**ASSIGNMENT**
Working line by line, output the entries below exactly as they appear.

**THE DATA**
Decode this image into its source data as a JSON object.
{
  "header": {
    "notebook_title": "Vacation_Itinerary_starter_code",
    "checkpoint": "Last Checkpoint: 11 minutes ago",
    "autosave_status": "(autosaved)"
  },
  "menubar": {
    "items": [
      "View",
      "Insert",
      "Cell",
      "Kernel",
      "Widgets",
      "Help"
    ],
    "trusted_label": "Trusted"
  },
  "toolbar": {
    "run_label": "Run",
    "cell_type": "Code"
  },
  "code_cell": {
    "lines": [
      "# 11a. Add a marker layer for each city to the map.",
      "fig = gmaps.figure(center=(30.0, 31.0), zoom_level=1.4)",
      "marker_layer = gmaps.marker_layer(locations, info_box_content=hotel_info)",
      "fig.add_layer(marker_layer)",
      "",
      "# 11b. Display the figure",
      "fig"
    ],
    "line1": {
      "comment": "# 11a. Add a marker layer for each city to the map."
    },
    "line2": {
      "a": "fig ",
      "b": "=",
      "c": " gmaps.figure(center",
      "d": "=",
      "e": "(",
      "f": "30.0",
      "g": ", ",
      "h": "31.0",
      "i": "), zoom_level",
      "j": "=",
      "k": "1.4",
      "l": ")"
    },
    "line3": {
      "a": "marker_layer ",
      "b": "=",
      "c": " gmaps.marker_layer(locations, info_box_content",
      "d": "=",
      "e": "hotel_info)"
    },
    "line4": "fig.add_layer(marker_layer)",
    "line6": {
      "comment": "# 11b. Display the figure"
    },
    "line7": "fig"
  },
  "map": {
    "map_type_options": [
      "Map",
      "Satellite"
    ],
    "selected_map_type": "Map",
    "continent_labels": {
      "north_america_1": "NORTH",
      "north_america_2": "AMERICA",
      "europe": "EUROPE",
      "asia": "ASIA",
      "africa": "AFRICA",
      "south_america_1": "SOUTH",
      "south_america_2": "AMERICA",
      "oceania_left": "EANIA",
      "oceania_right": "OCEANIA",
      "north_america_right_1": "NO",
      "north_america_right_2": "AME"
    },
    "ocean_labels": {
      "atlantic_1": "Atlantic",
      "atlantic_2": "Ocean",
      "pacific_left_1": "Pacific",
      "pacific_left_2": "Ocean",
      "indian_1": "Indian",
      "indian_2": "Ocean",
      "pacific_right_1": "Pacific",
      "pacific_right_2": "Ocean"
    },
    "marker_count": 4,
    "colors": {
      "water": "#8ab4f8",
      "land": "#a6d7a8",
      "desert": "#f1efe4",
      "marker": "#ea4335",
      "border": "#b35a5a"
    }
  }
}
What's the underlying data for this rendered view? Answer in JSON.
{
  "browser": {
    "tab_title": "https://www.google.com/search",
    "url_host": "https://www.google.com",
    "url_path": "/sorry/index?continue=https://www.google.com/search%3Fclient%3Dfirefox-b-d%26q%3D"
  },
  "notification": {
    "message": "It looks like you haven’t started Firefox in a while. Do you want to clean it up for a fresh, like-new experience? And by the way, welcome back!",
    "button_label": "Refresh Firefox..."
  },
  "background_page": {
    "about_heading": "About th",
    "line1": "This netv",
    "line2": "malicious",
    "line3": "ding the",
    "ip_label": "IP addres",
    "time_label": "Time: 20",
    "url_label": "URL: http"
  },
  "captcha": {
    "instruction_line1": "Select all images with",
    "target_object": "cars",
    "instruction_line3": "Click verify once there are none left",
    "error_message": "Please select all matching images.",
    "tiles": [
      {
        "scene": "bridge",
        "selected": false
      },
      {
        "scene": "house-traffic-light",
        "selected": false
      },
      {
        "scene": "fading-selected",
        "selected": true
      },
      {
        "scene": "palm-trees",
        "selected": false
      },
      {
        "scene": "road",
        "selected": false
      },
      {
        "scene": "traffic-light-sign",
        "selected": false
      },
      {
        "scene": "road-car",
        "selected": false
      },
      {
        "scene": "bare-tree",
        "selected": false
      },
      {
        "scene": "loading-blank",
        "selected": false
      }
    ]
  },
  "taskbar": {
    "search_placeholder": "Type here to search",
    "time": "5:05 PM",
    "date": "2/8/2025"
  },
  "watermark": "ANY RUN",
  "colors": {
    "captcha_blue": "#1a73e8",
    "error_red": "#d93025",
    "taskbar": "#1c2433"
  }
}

**EXPECTED ANSWER**
Decode this image into its source data as a JSON object.
{
  "header": {
    "notebook_title": "Vacation_Itinerary_starter_code",
    "checkpoint": "Last Checkpoint: 11 minutes ago",
    "autosave_status": "(autosaved)"
  },
  "menubar": {
    "items": [
      "View",
      "Insert",
      "Cell",
      "Kernel",
      "Widgets",
      "Help"
    ],
    "trusted_label": "Trusted"
  },
  "toolbar": {
    "run_label": "Run",
    "cell_type": "Code"
  },
  "code_cell": {
    "lines": [
      "# 11a. Add a marker layer for each city to the map.",
      "fig = gmaps.figure(center=(30.0, 31.0), zoom_level=1.4)",
      "marker_layer = gmaps.marker_layer(locations, info_box_content=hotel_info)",
      "fig.add_layer(marker_layer)",
      "",
      "# 11b. Display the figure",
      "fig"
    ],
    "line1": {
      "comment": "# 11a. Add a marker layer for each city to the map."
    },
    "line2": {
      "a": "fig ",
      "b": "=",
      "c": " gmaps.figure(center",
      "d": "=",
      "e": "(",
      "f": "30.0",
      "g": ", ",
      "h": "31.0",
      "i": "), zoom_level",
      "j": "=",
      "k": "1.4",
      "l": ")"
    },
    "line3": {
      "a": "marker_layer ",
      "b": "=",
      "c": " gmaps.marker_layer(locations, info_box_content",
      "d": "=",
      "e": "hotel_info)"
    },
    "line4": "fig.add_layer(marker_layer)",
    "line6": {
      "comment": "# 11b. Display the figure"
    },
    "line7": "fig"
  },
  "map": {
    "map_type_options": [
      "Map",
      "Satellite"
    ],
    "selected_map_type": "Map",
    "continent_labels": {
      "north_america_1": "NORTH",
      "north_america_2": "AMERICA",
      "europe": "EUROPE",
      "asia": "ASIA",
      "africa": "AFRICA",
      "south_america_1": "SOUTH",
      "south_america_2": "AMERICA",
      "oceania_left": "EANIA",
      "oceania_right": "OCEANIA",
      "north_america_right_1": "NO",
      "north_america_right_2": "AME"
    },
    "ocean_labels": {
      "atlantic_1": "Atlantic",
      "atlantic_2": "Ocean",
      "pacific_left_1": "Pacific",
      "pacific_left_2": "Ocean",
      "indian_1": "Indian",
      "indian_2": "Ocean",
      "pacific_right_1": "Pacific",
      "pacific_right_2": "Ocean"
    },
    "marker_count": 4,
    "colors": {
      "water": "#8ab4f8",
      "land": "#a6d7a8",
      "desert": "#f1efe4",
      "marker": "#ea4335",
      "border": "#b35a5a"
    }
  }
}
What's the underlying data for this rendered view? Answer in JSON.
{
  "browser": {
    "tab_title": "https://www.google.com/search",
    "url_host": "https://www.google.com",
    "url_path": "/sorry/index?continue=https://www.google.com/search%3Fclient%3Dfirefox-b-d%26q%3D"
  },
  "notification": {
    "message": "It looks like you haven’t started Firefox in a while. Do you want to clean it up for a fresh, like-new experience? And by the way, welcome back!",
    "button_label": "Refresh Firefox..."
  },
  "background_page": {
    "about_heading": "About th",
    "line1": "This netv",
    "line2": "malicious",
    "line3": "ding the",
    "ip_label": "IP addres",
    "time_label": "Time: 20",
    "url_label": "URL: http"
  },
  "captcha": {
    "instruction_line1": "Select all images with",
    "target_object": "cars",
    "instruction_line3": "Click verify once there are none left",
    "error_message": "Please select all matching images.",
    "tiles": [
      {
        "scene": "bridge",
        "selected": false
      },
      {
        "scene": "house-traffic-light",
        "selected": false
      },
      {
        "scene": "fading-selected",
        "selected": true
      },
      {
        "scene": "palm-trees",
        "selected": false
      },
      {
        "scene": "road",
        "selected": false
      },
      {
        "scene": "traffic-light-sign",
        "selected": false
      },
      {
        "scene": "road-car",
        "selected": false
      },
      {
        "scene": "bare-tree",
        "selected": false
      },
      {
        "scene": "loading-blank",
        "selected": false
      }
    ]
  },
  "taskbar": {
    "search_placeholder": "Type here to search",
    "time": "5:05 PM",
    "date": "2/8/2025"
  },
  "watermark": "ANY RUN",
  "colors": {
    "captcha_blue": "#1a73e8",
    "error_red": "#d93025",
    "taskbar": "#1c2433"
  }
}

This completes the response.